The Forensic Science Lecture Series (FSLS), sponsored jointly by the Indiana Medical History Museum and the University of Indianapolis Archeology & Forensics Laboratory, was established in 2004 to help educate the public in the forensic sciences and related fields and to spotlight the fascinating stories that scientists have to tell.
Thursday, May 14, 6:00 pm
At the Fountain Square Theatre
The Indiana Medical History Museum will compete against four other finalists in the
put on by Indiana Humanities and Indy Reads.
The prize is $10,000 for the best idea that uses literature, reading, and/or the written word to create powerful arts and humanities experiences for the people of Indianapolis.
The IMHM hopes to put on a series of programs in 2016 that feature literature by and about patients at the Central Indiana Hospital for the Insane (1848-1994).RSVP Required
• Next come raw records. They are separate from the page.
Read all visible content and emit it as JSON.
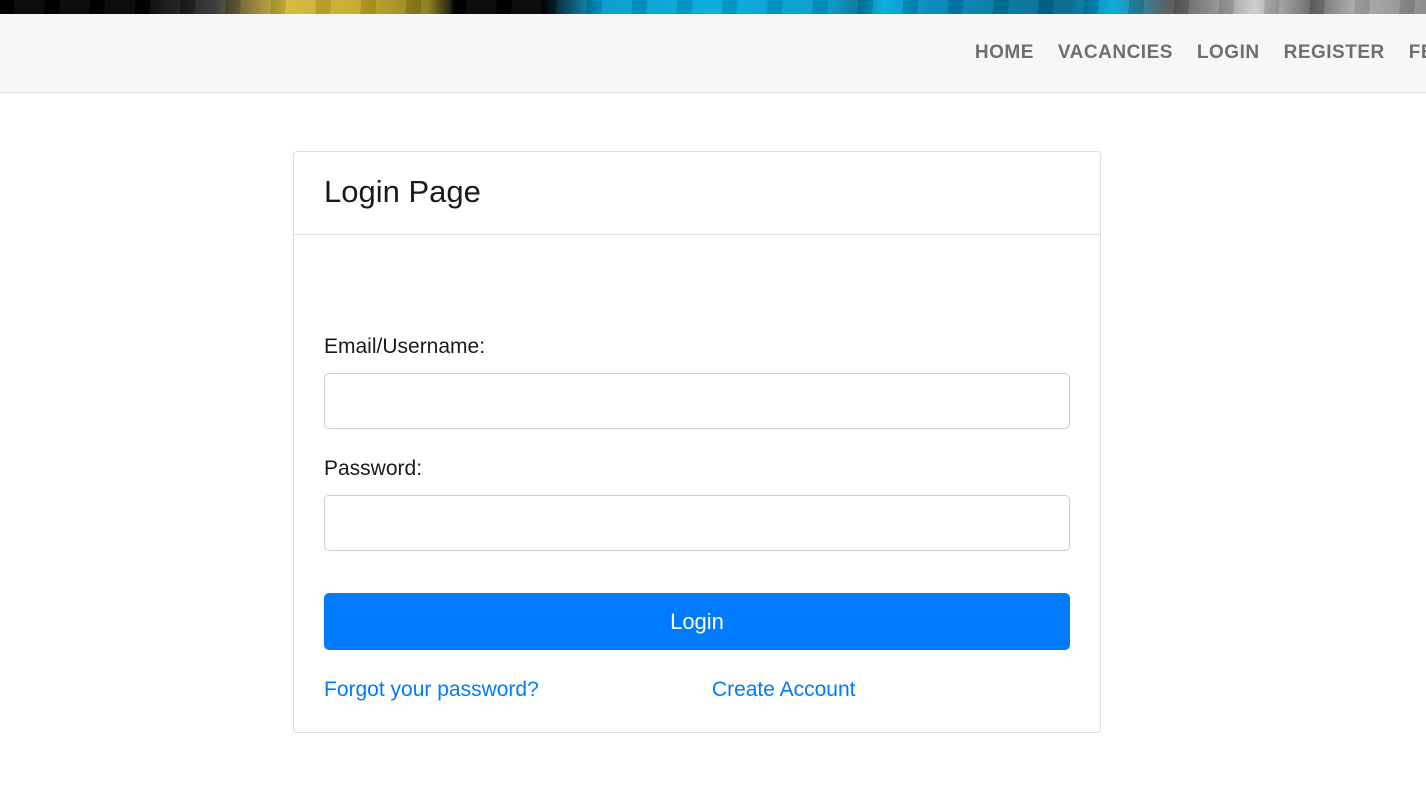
{
  "nav": {
    "items": [
      {
        "label": "HOME"
      },
      {
        "label": "VACANCIES"
      },
      {
        "label": "LOGIN"
      },
      {
        "label": "REGISTER"
      },
      {
        "label": "FE"
      }
    ]
  },
  "card": {
    "title": "Login Page"
  },
  "form": {
    "username_label": "Email/Username:",
    "username_value": "",
    "password_label": "Password:",
    "password_value": "",
    "login_button": "Login",
    "forgot_link": "Forgot your password?",
    "create_link": "Create Account"
  }
}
Wednesday, May 20, 6:00-7:15 pm
A second presentation of the Spring Forensics Lecture 2015
by Dr. Stephen Nawrocki
SPACES AVAILABLE. RSVP today at firstname.lastname@example.org
The Indiana Medical History Museum is proud to be a member of the Coalition for the Public Understanding of Science(COPUS).
Help us reach our annual fundraising goal by contributing to our annual campaign.
Help us to fulfill our mission to interpret and preserve the Old Pathology Building and through exhibits and programs, educate the community concerning health care, health careers, and life sciences in the 19th and first half of the 20th centuries.
Visits to the museum are by guided tour only
Tours begin on the hour
Last tour starts promptly at 3pm
Open for large groups (by appointment only.)
The museum does not accept credit or debit cards.
Seniors (over 65) $9
University Students with Valid I.D. $5
Students 18 and Under $3
Scouts and Scout Leaders $5.50 (includes badge, otherwise $3.00)